> WHAT YOU ARE ASKED TO DO
Every line of the data that includes "EasyDCIM" should be copied out.

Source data
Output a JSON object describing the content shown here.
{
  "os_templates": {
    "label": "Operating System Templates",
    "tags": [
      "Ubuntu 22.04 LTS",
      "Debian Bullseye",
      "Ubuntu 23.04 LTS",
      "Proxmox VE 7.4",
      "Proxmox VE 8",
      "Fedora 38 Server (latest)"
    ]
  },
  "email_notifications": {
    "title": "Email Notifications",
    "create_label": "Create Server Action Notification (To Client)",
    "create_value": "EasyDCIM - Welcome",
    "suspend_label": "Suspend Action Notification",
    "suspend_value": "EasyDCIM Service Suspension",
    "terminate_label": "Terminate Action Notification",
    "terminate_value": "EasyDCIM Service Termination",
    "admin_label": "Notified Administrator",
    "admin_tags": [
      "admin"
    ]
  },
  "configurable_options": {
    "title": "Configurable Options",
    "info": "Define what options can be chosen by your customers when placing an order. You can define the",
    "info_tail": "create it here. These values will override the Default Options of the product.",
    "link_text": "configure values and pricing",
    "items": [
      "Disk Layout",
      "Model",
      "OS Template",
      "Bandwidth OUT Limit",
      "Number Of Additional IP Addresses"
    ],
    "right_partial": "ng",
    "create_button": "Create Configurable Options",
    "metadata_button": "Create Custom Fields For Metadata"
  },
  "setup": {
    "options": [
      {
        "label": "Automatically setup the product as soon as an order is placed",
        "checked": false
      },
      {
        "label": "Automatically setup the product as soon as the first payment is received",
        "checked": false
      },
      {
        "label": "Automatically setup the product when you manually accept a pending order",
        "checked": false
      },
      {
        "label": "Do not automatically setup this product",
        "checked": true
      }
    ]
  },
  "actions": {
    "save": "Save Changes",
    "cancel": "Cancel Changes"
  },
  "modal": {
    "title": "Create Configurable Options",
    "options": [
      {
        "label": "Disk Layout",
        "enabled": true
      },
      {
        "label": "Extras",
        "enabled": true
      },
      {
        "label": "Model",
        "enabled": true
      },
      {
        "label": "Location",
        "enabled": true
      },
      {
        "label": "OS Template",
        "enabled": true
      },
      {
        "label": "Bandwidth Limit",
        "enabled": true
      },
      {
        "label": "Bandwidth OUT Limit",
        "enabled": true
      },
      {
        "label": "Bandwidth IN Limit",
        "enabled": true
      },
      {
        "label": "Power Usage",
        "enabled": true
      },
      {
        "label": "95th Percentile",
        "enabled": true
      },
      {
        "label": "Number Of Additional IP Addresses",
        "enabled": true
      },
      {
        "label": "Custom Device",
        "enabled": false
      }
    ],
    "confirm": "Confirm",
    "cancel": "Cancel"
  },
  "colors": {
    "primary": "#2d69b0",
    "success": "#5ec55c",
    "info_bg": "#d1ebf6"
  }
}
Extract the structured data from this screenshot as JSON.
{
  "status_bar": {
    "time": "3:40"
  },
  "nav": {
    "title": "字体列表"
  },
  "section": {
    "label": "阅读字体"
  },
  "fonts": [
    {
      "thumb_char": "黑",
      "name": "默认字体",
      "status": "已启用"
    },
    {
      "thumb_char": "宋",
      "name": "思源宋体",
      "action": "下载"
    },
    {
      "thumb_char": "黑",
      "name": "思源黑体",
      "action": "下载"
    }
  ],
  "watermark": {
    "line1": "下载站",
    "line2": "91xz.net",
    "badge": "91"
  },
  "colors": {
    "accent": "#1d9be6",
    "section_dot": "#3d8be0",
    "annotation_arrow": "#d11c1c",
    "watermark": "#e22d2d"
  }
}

> RESPONSE
    "create_value": "EasyDCIM - Welcome",
    "suspend_value": "EasyDCIM Service Suspension",
    "terminate_value": "EasyDCIM Service Termination",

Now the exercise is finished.